### YOUR TASK
The answer must consist of every line below containing "tình".
= = =
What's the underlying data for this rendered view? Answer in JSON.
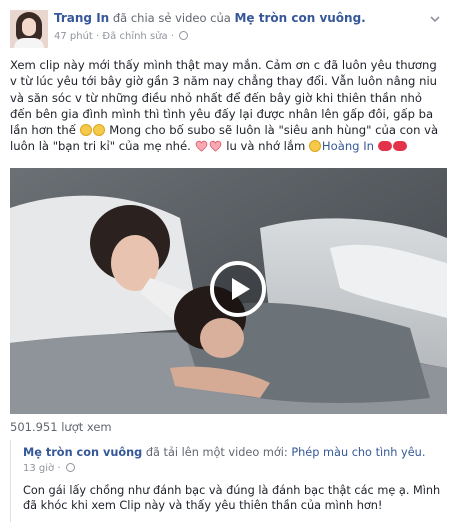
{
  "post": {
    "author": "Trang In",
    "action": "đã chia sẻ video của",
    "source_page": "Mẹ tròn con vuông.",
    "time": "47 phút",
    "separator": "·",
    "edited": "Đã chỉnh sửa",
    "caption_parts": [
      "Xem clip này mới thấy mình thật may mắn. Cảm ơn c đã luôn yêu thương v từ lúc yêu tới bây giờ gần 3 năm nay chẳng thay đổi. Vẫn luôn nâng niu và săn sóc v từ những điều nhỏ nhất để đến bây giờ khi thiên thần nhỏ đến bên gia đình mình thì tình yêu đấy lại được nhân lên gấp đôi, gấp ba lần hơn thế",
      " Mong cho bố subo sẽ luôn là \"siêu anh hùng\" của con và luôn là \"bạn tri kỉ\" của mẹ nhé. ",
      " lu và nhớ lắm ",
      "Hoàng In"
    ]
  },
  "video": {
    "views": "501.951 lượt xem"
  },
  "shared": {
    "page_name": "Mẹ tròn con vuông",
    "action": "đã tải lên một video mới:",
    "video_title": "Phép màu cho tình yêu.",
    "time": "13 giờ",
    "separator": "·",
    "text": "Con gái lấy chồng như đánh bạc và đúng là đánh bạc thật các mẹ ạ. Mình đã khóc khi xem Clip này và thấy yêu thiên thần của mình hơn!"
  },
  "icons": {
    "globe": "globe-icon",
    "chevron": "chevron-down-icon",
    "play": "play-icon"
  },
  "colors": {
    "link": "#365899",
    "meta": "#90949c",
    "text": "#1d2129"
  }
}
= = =
### TASK RESPONSE
      "Xem clip này mới thấy mình thật may mắn. Cảm ơn c đã luôn yêu thương v từ lúc yêu tới bây giờ gần 3 năm nay chẳng thay đổi. Vẫn luôn nâng niu và săn sóc v từ những điều nhỏ nhất để đến bây giờ khi thiên thần nhỏ đến bên gia đình mình thì tình yêu đấy lại được nhân lên gấp đôi, gấp ba lần hơn thế",
    "video_title": "Phép màu cho tình yêu.",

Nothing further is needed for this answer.